TITLE: Pleasant Surprises
AUTHOR: Eugene Wallingford
DATE: October 04, 2004 5:44 PM
DESC: Sometimes, students surprise you and ask to program in Scheme.
My Agile Software Development class is doing a big course project.
The students are creating the beginnings of a content management
system for me, with an initial eye toward me writing content for
a book and their program generating a web site for the content.
I don't know how far we will get this semester, but that is part
of the fun of the project.
Most of our students have spent a year learning Java and a semester
learning Ada, so those tend to be the languages in which they
want to program. I expected most folks to want to work in Java,
given all of the tools that support agile development in that
language, starting with
but extending to
and others. (Actually, I knew that a few would probably want to
program in C, but tool support for agile approaches in C is still
Go, Ale, go!)
Imagine my surprise when a four-person team asked me if they
could use Scheme. They had all learned Scheme in my Programming
Languages course, so this wasn't an impossible request. But
only rarely does Scheme attract a student's fancy in my course...
The language is just so different from what they know that, even
if they come to appreciate its power, they usually don't grok how
they might use it as a development language on a "real" project.
These students had all done well in the Scheme part of Programming
Languages, but they hadn't expressed any deep love for the language
at the time.

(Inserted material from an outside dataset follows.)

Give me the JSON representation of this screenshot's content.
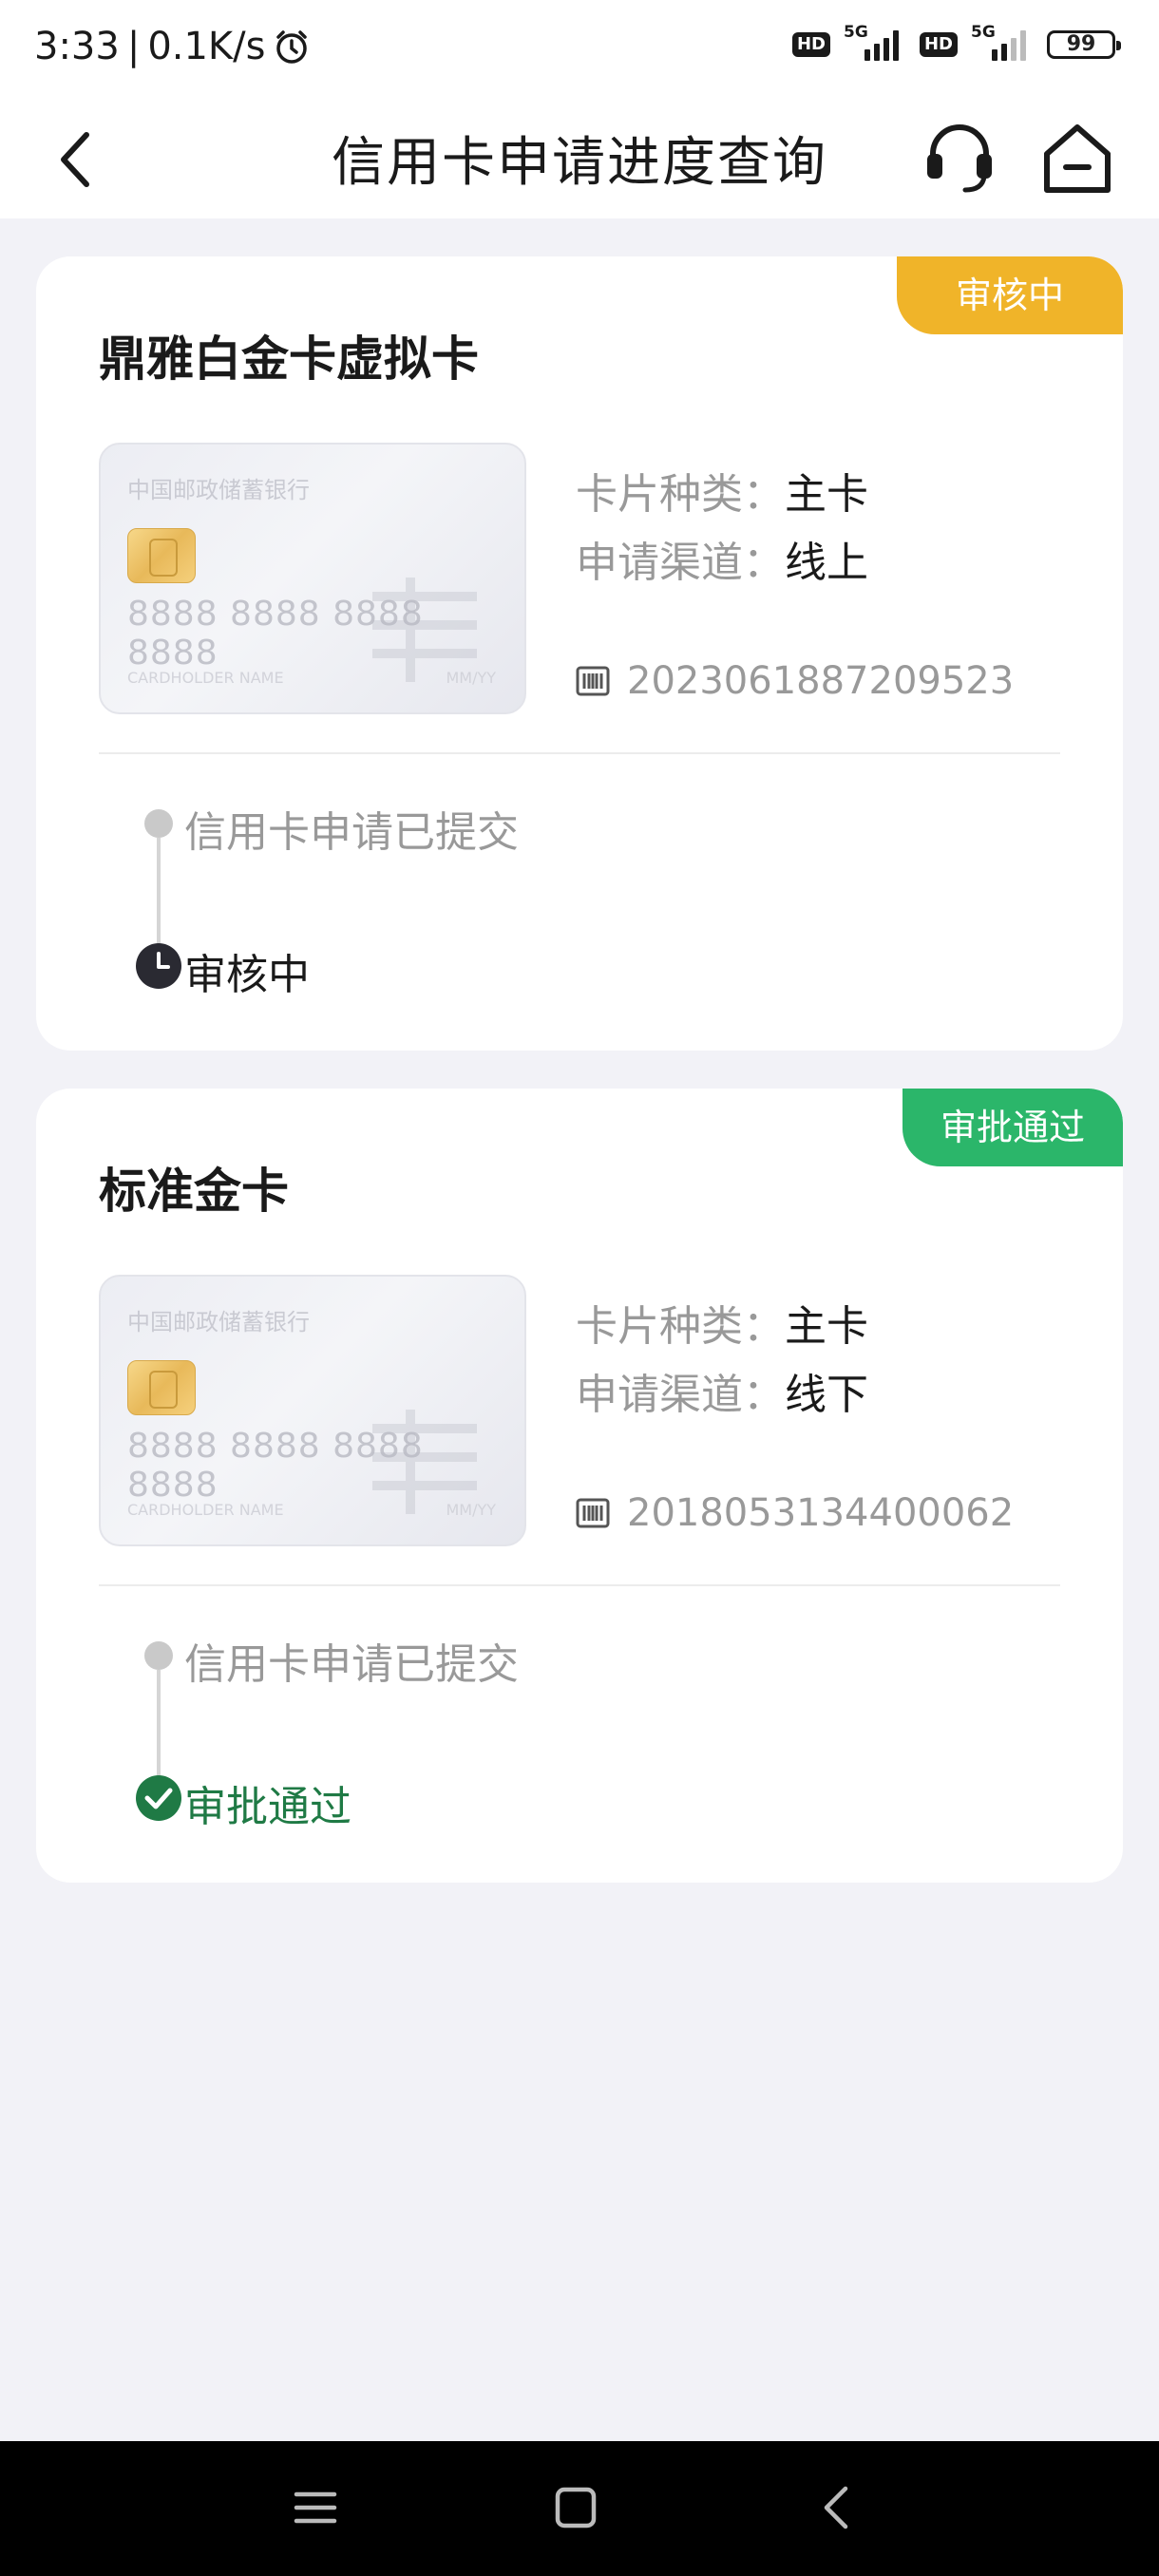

So my initial reaction was, "Are you jerking my chain?" But they
insisted they weren't, that Scheme seemed like the right tool for
the job at hand: transforming data from one form to another, with

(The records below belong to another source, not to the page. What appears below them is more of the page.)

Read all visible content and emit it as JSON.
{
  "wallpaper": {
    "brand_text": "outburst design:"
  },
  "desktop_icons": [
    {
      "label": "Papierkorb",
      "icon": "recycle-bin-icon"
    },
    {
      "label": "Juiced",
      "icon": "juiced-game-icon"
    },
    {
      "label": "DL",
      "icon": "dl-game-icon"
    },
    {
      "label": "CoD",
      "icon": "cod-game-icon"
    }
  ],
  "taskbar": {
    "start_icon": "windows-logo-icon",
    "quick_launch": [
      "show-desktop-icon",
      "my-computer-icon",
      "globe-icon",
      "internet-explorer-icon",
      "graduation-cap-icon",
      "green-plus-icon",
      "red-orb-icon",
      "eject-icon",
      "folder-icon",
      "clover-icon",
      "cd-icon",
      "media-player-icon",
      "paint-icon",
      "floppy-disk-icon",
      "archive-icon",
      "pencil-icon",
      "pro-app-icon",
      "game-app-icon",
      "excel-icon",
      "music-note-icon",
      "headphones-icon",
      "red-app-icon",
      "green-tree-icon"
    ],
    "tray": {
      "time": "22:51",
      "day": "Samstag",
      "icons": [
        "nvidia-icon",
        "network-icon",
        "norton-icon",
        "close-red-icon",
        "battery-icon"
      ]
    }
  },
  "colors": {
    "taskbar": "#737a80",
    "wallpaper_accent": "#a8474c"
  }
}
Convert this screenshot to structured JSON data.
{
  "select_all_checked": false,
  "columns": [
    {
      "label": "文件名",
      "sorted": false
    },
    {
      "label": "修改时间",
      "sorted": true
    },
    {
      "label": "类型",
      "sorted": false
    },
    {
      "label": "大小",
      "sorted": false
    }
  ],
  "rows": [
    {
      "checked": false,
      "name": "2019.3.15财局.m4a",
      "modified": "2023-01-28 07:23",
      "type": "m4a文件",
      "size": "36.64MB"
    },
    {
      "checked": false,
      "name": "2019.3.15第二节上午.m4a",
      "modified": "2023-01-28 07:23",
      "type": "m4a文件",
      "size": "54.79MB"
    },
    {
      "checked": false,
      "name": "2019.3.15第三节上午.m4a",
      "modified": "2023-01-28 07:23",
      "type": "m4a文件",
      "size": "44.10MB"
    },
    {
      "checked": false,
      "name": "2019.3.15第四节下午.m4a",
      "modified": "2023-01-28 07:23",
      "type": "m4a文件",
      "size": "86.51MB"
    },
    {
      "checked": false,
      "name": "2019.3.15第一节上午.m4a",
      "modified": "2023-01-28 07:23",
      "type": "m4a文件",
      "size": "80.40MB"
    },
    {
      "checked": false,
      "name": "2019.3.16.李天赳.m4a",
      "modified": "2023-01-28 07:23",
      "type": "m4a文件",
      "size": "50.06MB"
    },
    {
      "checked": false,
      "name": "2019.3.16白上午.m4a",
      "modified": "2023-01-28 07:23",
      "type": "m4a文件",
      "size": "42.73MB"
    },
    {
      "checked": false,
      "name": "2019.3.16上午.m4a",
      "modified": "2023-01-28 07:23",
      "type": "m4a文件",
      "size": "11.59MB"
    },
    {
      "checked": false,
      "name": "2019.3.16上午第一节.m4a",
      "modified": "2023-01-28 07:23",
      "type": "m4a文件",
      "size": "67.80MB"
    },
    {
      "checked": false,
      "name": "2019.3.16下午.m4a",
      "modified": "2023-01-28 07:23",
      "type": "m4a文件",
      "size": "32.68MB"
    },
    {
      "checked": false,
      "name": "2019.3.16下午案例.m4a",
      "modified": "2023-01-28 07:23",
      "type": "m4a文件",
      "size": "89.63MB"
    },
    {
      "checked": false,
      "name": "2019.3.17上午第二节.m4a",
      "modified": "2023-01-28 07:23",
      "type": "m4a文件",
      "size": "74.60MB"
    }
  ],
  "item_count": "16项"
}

flexible parsing underneath. So I let out a little bit more
chain and said, "Well, you'll have to get a unit testing framework
so that you can write your tests first..." I had mentioned

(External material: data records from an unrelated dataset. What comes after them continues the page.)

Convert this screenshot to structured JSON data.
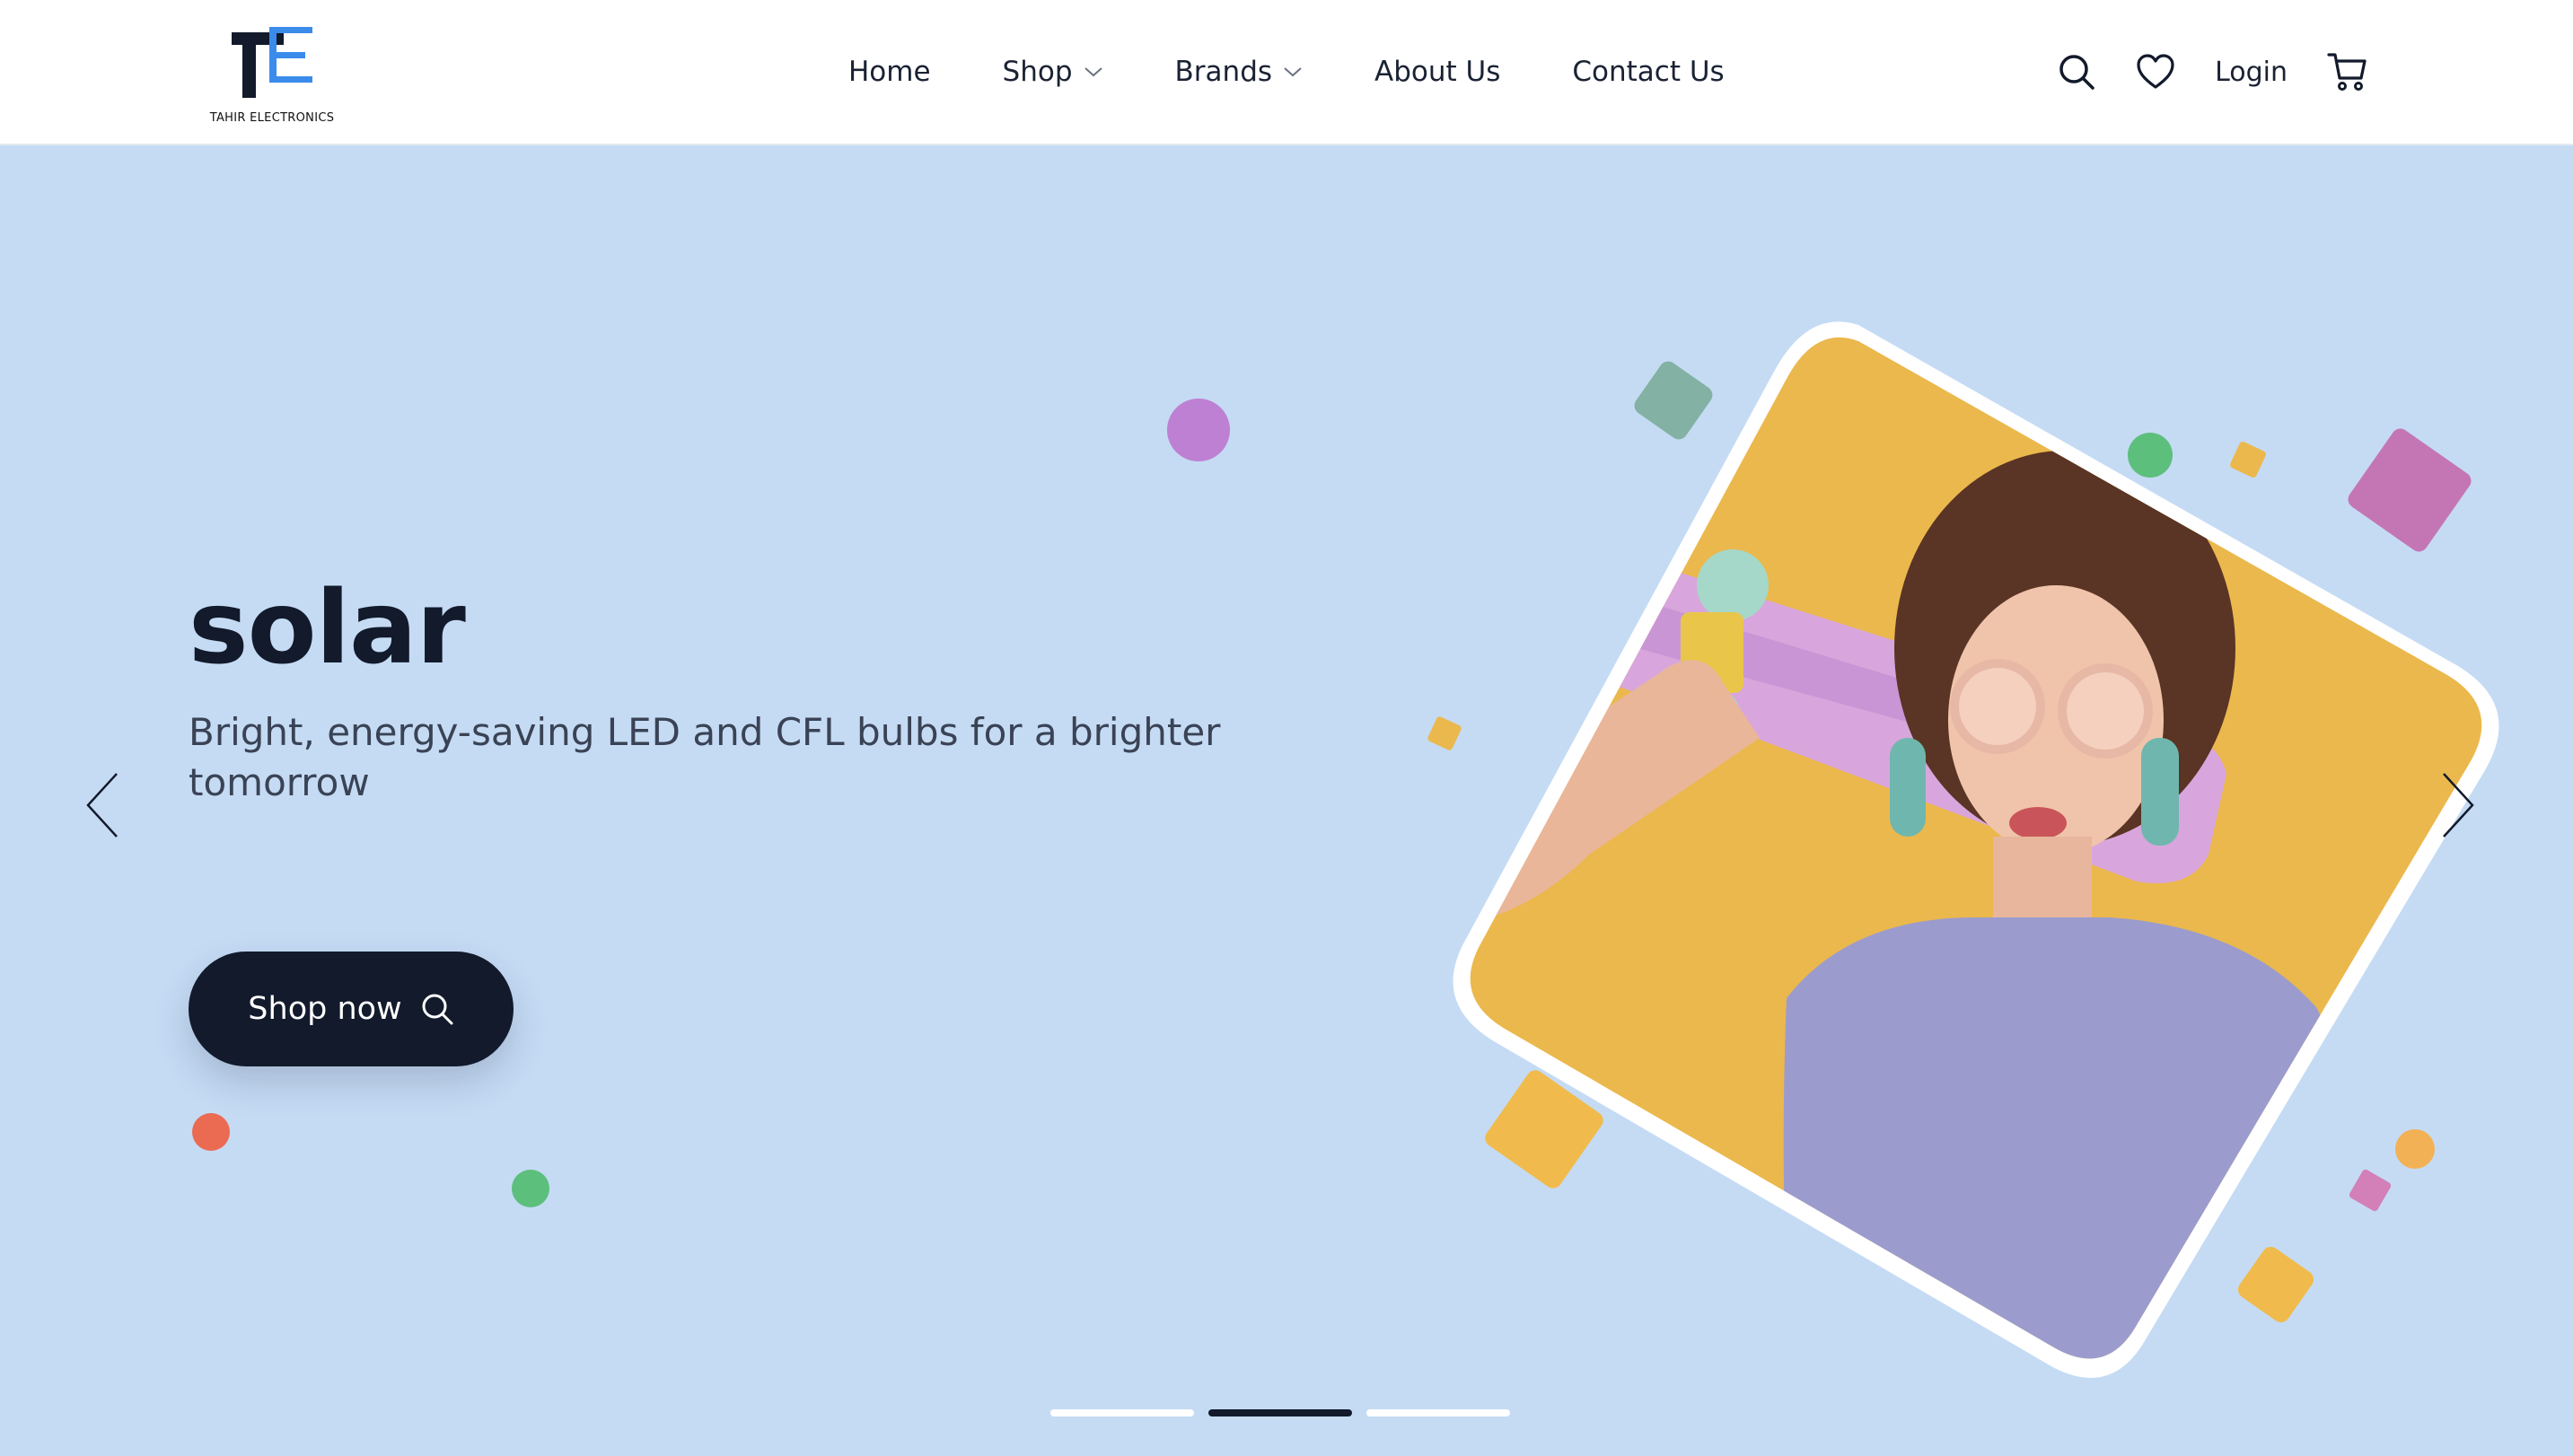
{
  "brand": {
    "logo_text": "TAHIR ELECTRONICS",
    "colors": {
      "dark": "#121a2b",
      "blue": "#3b8beb"
    }
  },
  "nav": {
    "items": [
      {
        "label": "Home",
        "has_dropdown": false
      },
      {
        "label": "Shop",
        "has_dropdown": true
      },
      {
        "label": "Brands",
        "has_dropdown": true
      },
      {
        "label": "About Us",
        "has_dropdown": false
      },
      {
        "label": "Contact Us",
        "has_dropdown": false
      }
    ]
  },
  "header_actions": {
    "search_icon": "search-icon",
    "wishlist_icon": "heart-icon",
    "login_label": "Login",
    "cart_icon": "cart-icon"
  },
  "hero": {
    "title": "solar",
    "subtitle": "Bright, energy-saving LED and CFL bulbs for a brighter tomorrow",
    "cta_label": "Shop now",
    "cta_icon": "search-icon",
    "prev_icon": "chevron-left-icon",
    "next_icon": "chevron-right-icon",
    "background": "#c5dbf4",
    "image_frame_color": "#ebb84d"
  },
  "slider": {
    "count": 3,
    "active_index": 1
  }
}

in passing earlier in the course but hadn't told them just how
nice unit testing can be in a dynamically typed and highly flexible
language like Scheme. They said, "No problem."
They did it. The team submitted the build of its first iteration
last Friday. They have three dozen or so tests and three of four
domain modules. The code looks good. We'll see what happens by
the end of the first "official" release of their code -- two more
iterations to go -- but I've graduated from cynical skepticism to
This is enough to restore my faith in humanity. To quote ranch owner
from one of my favorite movies,
I'm as happy as a puppy with two peters.